--- DATA FOR PROCESSING Enclosed Below ---

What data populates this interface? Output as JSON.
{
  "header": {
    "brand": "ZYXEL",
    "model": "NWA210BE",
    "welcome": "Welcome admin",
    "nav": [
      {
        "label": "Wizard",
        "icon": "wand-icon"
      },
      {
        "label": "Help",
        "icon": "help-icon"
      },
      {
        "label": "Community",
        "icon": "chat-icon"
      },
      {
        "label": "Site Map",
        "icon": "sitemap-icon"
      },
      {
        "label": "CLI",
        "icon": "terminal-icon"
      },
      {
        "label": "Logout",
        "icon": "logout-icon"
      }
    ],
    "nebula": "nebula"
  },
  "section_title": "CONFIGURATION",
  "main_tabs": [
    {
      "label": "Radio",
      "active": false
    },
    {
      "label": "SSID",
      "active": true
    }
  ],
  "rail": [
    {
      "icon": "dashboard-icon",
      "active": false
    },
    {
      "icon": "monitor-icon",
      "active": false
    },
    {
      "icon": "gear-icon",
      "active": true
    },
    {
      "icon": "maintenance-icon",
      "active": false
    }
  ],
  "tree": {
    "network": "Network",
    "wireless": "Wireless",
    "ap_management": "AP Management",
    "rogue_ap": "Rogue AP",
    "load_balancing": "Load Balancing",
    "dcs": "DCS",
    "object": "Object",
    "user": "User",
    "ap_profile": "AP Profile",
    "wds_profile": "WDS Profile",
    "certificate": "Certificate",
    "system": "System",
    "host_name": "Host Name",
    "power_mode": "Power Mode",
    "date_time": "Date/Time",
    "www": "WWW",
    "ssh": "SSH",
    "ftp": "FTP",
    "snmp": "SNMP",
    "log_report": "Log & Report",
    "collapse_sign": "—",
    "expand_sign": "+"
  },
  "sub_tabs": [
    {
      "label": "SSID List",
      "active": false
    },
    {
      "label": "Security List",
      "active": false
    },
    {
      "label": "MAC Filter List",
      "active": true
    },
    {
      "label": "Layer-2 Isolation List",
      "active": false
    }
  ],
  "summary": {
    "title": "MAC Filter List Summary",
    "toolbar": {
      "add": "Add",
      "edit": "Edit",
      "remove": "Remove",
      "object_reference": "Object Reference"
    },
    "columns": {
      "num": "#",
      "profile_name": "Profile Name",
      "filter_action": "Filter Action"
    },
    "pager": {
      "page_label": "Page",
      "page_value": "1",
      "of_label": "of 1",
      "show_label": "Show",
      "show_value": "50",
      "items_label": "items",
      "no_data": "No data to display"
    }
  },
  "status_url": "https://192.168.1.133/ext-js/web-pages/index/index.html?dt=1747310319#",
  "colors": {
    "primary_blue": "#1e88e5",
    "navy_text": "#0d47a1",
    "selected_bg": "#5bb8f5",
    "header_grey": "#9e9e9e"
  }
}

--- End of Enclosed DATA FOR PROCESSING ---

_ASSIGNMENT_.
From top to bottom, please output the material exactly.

_SOLVED EXERCISE_.
What data populates this interface? Output as JSON.
{
  "header": {
    "brand": "ZYXEL",
    "model": "NWA210BE",
    "welcome": "Welcome admin",
    "nav": [
      {
        "label": "Wizard",
        "icon": "wand-icon"
      },
      {
        "label": "Help",
        "icon": "help-icon"
      },
      {
        "label": "Community",
        "icon": "chat-icon"
      },
      {
        "label": "Site Map",
        "icon": "sitemap-icon"
      },
      {
        "label": "CLI",
        "icon": "terminal-icon"
      },
      {
        "label": "Logout",
        "icon": "logout-icon"
      }
    ],
    "nebula": "nebula"
  },
  "section_title": "CONFIGURATION",
  "main_tabs": [
    {
      "label": "Radio",
      "active": false
    },
    {
      "label": "SSID",
      "active": true
    }
  ],
  "rail": [
    {
      "icon": "dashboard-icon",
      "active": false
    },
    {
      "icon": "monitor-icon",
      "active": false
    },
    {
      "icon": "gear-icon",
      "active": true
    },
    {
      "icon": "maintenance-icon",
      "active": false
    }
  ],
  "tree": {
    "network": "Network",
    "wireless": "Wireless",
    "ap_management": "AP Management",
    "rogue_ap": "Rogue AP",
    "load_balancing": "Load Balancing",
    "dcs": "DCS",
    "object": "Object",
    "user": "User",
    "ap_profile": "AP Profile",
    "wds_profile": "WDS Profile",
    "certificate": "Certificate",
    "system": "System",
    "host_name": "Host Name",
    "power_mode": "Power Mode",
    "date_time": "Date/Time",
    "www": "WWW",
    "ssh": "SSH",
    "ftp": "FTP",
    "snmp": "SNMP",
    "log_report": "Log & Report",
    "collapse_sign": "—",
    "expand_sign": "+"
  },
  "sub_tabs": [
    {
      "label": "SSID List",
      "active": false
    },
    {
      "label": "Security List",
      "active": false
    },
    {
      "label": "MAC Filter List",
      "active": true
    },
    {
      "label": "Layer-2 Isolation List",
      "active": false
    }
  ],
  "summary": {
    "title": "MAC Filter List Summary",
    "toolbar": {
      "add": "Add",
      "edit": "Edit",
      "remove": "Remove",
      "object_reference": "Object Reference"
    },
    "columns": {
      "num": "#",
      "profile_name": "Profile Name",
      "filter_action": "Filter Action"
    },
    "pager": {
      "page_label": "Page",
      "page_value": "1",
      "of_label": "of 1",
      "show_label": "Show",
      "show_value": "50",
      "items_label": "items",
      "no_data": "No data to display"
    }
  },
  "status_url": "https://192.168.1.133/ext-js/web-pages/index/index.html?dt=1747310319#",
  "colors": {
    "primary_blue": "#1e88e5",
    "navy_text": "#0d47a1",
    "selected_bg": "#5bb8f5",
    "header_grey": "#9e9e9e"
  }
}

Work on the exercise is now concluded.